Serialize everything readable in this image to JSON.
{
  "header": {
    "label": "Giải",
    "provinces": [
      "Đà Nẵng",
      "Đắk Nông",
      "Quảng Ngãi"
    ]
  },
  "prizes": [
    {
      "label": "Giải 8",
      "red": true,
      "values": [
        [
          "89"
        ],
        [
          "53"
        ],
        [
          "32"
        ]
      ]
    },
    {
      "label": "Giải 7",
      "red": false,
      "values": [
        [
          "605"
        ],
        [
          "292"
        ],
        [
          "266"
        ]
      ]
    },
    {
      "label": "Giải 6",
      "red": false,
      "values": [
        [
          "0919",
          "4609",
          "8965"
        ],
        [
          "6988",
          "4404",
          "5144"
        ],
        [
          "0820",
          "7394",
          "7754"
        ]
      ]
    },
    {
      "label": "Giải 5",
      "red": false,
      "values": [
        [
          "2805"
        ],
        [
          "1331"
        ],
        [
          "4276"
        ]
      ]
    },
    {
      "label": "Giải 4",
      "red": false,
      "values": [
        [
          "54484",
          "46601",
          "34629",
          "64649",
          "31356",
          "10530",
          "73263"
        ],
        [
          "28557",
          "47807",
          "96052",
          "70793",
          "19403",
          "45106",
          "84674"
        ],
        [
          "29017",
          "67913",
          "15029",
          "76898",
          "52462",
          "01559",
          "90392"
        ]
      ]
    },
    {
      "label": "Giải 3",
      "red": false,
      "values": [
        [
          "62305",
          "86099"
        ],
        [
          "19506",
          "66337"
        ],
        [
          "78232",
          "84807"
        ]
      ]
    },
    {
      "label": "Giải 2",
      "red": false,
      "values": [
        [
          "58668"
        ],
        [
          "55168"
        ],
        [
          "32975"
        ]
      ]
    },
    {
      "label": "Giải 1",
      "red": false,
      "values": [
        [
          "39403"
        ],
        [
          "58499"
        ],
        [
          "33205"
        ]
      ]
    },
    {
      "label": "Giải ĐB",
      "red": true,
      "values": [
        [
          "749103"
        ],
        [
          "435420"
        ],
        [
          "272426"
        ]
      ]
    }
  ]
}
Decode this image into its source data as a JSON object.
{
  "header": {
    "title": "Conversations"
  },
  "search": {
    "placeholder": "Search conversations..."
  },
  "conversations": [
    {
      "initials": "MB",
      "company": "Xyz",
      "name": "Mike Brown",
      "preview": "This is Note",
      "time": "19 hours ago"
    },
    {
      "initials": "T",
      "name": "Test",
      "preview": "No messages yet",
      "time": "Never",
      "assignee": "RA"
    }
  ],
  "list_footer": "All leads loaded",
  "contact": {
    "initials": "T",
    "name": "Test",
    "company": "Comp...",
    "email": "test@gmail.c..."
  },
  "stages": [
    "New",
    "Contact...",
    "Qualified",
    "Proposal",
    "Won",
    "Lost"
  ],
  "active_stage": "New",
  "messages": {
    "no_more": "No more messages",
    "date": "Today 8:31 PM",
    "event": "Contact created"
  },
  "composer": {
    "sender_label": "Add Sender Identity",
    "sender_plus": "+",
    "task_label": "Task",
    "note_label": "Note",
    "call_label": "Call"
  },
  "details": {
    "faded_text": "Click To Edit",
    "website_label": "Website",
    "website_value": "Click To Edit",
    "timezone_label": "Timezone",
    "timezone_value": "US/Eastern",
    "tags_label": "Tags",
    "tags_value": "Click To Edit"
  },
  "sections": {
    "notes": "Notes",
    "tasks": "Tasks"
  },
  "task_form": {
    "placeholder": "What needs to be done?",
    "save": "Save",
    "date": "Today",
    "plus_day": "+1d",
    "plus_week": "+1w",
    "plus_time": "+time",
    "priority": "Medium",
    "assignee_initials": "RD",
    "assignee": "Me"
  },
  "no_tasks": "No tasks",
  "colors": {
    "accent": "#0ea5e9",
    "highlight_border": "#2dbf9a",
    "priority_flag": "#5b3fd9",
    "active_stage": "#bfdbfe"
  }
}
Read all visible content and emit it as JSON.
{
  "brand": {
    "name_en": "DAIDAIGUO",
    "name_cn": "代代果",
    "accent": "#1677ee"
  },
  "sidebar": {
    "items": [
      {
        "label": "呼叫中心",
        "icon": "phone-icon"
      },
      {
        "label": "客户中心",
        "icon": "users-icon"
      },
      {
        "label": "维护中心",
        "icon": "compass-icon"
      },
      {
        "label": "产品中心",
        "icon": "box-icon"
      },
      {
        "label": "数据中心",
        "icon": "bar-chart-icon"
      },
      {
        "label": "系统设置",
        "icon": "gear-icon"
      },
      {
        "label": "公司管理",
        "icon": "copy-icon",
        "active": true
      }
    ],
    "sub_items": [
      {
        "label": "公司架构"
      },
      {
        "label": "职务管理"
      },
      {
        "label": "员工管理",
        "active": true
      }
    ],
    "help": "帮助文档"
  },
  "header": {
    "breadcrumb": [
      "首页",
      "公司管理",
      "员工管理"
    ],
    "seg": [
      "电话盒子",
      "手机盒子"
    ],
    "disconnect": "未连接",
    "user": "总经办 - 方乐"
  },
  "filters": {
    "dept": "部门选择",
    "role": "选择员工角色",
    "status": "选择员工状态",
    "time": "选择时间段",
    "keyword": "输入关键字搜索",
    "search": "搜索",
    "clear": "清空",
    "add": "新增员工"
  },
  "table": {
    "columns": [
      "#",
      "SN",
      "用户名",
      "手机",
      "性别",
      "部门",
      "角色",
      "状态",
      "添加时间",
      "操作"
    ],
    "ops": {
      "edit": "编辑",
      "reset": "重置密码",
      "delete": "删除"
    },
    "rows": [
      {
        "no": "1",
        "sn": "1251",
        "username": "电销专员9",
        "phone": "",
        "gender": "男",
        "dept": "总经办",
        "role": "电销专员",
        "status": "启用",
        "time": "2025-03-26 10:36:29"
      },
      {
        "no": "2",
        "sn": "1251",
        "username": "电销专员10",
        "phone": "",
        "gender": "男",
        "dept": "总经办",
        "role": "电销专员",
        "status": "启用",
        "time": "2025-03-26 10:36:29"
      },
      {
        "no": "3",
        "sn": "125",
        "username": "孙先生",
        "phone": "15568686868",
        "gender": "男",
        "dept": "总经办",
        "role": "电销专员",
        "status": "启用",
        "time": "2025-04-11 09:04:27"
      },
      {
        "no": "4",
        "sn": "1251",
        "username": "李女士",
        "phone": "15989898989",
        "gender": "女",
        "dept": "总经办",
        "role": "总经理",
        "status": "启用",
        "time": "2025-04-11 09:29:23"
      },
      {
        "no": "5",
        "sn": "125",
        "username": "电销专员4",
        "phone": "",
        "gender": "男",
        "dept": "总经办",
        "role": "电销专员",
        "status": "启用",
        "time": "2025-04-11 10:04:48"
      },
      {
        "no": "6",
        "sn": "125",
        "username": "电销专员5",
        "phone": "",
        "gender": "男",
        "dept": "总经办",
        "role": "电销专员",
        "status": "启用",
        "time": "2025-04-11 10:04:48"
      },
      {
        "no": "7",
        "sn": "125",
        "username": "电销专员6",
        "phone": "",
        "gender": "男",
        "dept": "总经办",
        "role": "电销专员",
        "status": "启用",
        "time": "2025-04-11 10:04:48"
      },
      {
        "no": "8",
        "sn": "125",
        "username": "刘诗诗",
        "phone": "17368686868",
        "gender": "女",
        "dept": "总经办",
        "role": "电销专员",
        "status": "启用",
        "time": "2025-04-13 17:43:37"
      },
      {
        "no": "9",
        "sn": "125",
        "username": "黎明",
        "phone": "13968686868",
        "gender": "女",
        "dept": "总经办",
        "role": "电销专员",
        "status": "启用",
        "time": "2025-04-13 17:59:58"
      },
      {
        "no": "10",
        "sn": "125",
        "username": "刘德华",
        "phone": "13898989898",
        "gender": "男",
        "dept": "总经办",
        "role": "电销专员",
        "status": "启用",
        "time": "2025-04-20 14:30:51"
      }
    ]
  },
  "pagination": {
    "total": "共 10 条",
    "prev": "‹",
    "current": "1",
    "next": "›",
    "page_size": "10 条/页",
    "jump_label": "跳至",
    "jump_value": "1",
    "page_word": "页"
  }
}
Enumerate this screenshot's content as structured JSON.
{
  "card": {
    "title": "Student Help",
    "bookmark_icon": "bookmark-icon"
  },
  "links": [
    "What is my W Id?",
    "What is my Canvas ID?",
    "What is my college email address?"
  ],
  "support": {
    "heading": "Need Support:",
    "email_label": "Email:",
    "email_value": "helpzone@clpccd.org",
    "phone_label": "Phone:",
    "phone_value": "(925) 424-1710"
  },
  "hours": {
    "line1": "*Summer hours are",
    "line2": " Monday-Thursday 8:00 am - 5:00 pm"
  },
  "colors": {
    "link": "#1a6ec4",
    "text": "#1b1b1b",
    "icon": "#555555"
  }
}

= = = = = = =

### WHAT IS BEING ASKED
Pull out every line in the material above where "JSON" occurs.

### ANSWER SECTION
Serialize everything readable in this image to JSON.
Decode this image into its source data as a JSON object.
Read all visible content and emit it as JSON.
Enumerate this screenshot's content as structured JSON.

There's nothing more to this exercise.